Reproduce the data exactly as it stands.
::: Records provided
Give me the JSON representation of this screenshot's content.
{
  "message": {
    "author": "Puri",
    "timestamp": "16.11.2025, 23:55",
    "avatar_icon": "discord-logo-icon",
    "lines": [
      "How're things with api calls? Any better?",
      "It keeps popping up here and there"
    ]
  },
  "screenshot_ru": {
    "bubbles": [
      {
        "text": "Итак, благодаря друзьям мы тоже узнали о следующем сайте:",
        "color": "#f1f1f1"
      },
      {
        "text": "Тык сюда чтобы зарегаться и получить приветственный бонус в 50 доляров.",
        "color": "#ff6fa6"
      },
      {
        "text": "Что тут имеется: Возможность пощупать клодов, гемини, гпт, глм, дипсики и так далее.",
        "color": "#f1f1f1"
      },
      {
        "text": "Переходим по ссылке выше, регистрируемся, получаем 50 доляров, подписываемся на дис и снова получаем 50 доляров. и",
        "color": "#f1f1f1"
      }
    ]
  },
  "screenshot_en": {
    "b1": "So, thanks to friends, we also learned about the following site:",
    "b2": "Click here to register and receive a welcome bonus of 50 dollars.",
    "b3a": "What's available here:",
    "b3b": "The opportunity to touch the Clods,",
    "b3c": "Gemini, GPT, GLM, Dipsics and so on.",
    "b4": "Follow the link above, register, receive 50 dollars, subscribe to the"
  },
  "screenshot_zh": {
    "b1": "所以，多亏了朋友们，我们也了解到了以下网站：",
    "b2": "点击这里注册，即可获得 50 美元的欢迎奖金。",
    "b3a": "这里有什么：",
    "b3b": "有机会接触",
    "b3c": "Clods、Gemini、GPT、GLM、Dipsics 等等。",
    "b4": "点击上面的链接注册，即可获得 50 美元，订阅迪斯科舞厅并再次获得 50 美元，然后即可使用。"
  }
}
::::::
> _Task response_
Give me the JSON representation of this screenshot's content.
{
  "message": {
    "author": "Puri",
    "timestamp": "16.11.2025, 23:55",
    "avatar_icon": "discord-logo-icon",
    "lines": [
      "How're things with api calls? Any better?",
      "It keeps popping up here and there"
    ]
  },
  "screenshot_ru": {
    "bubbles": [
      {
        "text": "Итак, благодаря друзьям мы тоже узнали о следующем сайте:",
        "color": "#f1f1f1"
      },
      {
        "text": "Тык сюда чтобы зарегаться и получить приветственный бонус в 50 доляров.",
        "color": "#ff6fa6"
      },
      {
        "text": "Что тут имеется: Возможность пощупать клодов, гемини, гпт, глм, дипсики и так далее.",
        "color": "#f1f1f1"
      },
      {
        "text": "Переходим по ссылке выше, регистрируемся, получаем 50 доляров, подписываемся на дис и снова получаем 50 доляров. и",
        "color": "#f1f1f1"
      }
    ]
  },
  "screenshot_en": {
    "b1": "So, thanks to friends, we also learned about the following site:",
    "b2": "Click here to register and receive a welcome bonus of 50 dollars.",
    "b3a": "What's available here:",
    "b3b": "The opportunity to touch the Clods,",
    "b3c": "Gemini, GPT, GLM, Dipsics and so on.",
    "b4": "Follow the link above, register, receive 50 dollars, subscribe to the"
  },
  "screenshot_zh": {
    "b1": "所以，多亏了朋友们，我们也了解到了以下网站：",
    "b2": "点击这里注册，即可获得 50 美元的欢迎奖金。",
    "b3a": "这里有什么：",
    "b3b": "有机会接触",
    "b3c": "Clods、Gemini、GPT、GLM、Dipsics 等等。",
    "b4": "点击上面的链接注册，即可获得 50 美元，订阅迪斯科舞厅并再次获得 50 美元，然后即可使用。"
  }
}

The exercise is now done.